With a name like Phoenix, expect nothing less than a full return to business as usual from the bar and grill at the corner of Main and Maryland Streets.
Knowing that Hurricane Agnes in 1972 and Tropical Storm Eloise in 1975 had damaged the structure, Mark Hemmis was under the impression that the Army Corps of Engineers had remediated the drainage situation, he says.
He bought the business and the name, though not the building, from George Goeller 15 years ago and has since been through two floods and a train wreck.
The flood of 2011 took out his basement’s dry goods and liquor, plus electrical and plumbing lines. But 2012’s train derailment, on the other hand, did the Phoenix no damage; its dining room, in fact, became the command center for those working on the disaster.
This time around, though, his basement and first floor were inundated. The 2011 experience had brought submersible pumps for the basement, but these were soon overwhelmed.
“The scope was unprecedented,” says the restaurateur. “There was no way to prepare for it.”
When raging water ripped down the train station clock across Maryland Avenue, the 28 guests and eight employees evacuated to the second and then third floors.
“People thought they were going to die,” Hemmis says. “I learned that we need a better emergency procedure to get people out quicker.”
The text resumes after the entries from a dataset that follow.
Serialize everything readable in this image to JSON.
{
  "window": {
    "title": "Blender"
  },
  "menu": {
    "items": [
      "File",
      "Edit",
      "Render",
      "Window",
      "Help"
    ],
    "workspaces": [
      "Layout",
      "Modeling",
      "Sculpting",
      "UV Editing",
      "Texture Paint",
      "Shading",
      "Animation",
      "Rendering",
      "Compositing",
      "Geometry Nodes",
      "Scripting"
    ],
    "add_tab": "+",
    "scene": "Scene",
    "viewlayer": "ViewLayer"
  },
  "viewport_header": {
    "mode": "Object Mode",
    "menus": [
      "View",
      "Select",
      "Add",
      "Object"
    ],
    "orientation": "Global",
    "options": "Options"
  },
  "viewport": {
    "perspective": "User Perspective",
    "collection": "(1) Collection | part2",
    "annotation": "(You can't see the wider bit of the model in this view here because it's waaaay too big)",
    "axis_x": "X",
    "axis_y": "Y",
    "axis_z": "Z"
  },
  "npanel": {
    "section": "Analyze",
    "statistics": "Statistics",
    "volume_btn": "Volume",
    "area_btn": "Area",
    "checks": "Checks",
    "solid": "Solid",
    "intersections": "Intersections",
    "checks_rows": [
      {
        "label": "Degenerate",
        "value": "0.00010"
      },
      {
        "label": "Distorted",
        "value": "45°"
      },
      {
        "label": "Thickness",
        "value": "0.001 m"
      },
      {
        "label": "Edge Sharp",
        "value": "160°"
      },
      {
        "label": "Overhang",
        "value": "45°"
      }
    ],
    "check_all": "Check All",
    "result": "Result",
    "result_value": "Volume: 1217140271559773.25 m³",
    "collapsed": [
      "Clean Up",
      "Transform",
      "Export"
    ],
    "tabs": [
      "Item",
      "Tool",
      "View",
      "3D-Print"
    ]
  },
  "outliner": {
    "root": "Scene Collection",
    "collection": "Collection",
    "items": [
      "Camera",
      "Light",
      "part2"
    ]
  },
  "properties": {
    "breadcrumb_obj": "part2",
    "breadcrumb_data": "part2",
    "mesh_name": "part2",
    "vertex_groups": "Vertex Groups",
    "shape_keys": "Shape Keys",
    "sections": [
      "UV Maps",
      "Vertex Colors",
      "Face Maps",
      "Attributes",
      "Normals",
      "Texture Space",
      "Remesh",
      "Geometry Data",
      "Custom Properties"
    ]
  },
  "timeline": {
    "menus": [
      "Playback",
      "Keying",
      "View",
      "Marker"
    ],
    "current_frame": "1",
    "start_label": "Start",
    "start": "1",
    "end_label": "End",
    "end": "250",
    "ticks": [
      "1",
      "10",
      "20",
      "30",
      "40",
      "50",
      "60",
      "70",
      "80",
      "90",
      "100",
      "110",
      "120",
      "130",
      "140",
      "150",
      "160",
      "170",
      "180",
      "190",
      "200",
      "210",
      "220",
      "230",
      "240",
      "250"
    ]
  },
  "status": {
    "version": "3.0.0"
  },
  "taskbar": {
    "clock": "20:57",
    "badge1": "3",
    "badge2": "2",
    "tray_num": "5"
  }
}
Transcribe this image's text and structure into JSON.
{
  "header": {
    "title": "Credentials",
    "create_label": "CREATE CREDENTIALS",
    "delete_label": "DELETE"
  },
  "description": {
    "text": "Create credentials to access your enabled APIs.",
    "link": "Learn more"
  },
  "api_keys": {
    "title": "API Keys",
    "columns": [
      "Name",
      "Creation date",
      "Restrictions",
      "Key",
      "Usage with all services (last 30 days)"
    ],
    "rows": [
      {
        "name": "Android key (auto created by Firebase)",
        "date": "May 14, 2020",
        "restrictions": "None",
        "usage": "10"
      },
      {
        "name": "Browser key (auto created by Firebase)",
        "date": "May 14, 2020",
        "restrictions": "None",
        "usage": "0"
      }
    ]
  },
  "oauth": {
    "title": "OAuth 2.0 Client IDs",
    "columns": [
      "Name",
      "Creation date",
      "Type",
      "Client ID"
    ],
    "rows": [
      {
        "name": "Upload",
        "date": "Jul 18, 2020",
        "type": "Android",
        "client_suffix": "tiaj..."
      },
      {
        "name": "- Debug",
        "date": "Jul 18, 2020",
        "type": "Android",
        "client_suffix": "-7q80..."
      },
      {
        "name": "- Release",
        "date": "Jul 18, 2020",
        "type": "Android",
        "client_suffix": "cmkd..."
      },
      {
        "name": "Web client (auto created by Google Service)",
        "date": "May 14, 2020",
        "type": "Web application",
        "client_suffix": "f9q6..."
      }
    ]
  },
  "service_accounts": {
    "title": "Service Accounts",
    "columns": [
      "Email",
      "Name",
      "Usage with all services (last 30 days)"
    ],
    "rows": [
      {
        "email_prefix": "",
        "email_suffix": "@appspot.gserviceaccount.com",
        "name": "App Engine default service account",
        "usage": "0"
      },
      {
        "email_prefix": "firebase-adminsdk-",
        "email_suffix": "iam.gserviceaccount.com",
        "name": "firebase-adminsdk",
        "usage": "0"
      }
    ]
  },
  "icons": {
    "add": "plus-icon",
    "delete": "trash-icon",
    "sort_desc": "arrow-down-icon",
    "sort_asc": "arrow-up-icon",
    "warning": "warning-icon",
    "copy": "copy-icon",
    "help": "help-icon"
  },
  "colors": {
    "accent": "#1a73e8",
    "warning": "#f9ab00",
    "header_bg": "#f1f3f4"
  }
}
He vows to rebuild better and stronger, while counting on the county to figure out how to deal with stormwater.